- [Input data]:
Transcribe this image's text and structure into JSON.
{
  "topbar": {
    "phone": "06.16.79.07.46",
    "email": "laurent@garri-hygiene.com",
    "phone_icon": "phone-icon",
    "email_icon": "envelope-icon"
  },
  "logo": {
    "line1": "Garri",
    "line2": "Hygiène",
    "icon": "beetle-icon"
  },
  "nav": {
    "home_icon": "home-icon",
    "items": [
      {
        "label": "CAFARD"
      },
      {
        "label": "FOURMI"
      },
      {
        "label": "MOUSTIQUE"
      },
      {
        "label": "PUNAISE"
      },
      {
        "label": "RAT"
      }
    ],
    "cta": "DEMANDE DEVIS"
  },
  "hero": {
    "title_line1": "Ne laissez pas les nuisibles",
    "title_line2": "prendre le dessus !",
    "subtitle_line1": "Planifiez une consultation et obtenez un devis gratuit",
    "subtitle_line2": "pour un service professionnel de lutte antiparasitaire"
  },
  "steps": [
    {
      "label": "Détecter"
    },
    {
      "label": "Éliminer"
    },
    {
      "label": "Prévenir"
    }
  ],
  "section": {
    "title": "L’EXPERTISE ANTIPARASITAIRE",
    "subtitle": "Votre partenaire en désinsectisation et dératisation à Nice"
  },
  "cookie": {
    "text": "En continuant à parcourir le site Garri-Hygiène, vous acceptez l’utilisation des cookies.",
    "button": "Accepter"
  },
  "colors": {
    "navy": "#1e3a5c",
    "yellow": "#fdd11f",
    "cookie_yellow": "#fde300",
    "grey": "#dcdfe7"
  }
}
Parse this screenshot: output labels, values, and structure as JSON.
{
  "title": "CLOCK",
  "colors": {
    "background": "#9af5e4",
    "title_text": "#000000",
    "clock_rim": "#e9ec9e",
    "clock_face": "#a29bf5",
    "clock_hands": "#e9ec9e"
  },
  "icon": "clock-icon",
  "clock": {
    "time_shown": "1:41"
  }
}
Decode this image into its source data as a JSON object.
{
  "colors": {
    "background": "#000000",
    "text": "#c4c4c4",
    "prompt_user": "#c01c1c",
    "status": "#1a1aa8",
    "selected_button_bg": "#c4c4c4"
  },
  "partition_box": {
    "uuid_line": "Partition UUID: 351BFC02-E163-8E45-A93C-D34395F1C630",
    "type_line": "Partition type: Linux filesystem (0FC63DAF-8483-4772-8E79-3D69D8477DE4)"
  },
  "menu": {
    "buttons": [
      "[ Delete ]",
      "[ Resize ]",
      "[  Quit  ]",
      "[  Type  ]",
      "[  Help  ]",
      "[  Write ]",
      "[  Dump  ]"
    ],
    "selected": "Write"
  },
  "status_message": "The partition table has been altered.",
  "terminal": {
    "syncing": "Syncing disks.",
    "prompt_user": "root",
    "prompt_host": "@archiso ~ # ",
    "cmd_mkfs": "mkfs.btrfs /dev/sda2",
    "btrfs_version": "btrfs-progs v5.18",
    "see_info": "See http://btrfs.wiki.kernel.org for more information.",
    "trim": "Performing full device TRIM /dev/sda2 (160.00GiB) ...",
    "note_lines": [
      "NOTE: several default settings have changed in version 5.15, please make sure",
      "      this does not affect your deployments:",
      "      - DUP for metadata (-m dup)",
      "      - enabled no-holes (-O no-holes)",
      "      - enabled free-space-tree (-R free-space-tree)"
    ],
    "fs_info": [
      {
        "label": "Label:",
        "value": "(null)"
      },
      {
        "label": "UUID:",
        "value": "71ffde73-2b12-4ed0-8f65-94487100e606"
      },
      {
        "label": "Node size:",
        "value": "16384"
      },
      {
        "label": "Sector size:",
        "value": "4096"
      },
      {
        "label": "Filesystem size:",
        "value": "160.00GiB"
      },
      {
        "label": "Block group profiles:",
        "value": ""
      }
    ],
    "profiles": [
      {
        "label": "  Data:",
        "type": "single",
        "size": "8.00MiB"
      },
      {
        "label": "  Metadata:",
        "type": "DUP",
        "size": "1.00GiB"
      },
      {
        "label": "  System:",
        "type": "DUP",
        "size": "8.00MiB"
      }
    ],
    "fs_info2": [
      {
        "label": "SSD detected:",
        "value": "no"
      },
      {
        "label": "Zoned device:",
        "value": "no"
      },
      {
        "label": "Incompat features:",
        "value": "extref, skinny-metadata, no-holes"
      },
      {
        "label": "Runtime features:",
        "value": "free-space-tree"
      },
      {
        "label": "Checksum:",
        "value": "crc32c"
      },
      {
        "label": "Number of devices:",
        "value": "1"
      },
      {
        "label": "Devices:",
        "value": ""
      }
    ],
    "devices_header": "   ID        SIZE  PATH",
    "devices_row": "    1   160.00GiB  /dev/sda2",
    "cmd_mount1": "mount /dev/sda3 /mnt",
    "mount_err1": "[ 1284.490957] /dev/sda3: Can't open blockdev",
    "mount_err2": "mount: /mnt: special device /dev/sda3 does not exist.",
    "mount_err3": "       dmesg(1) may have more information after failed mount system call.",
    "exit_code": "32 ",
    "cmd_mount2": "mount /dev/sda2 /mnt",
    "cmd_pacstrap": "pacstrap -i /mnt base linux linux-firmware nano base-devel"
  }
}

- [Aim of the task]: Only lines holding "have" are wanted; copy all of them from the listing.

- [Written answer]:
      "NOTE: several default settings have changed in version 5.15, please make sure",
    "mount_err3": "       dmesg(1) may have more information after failed mount system call.",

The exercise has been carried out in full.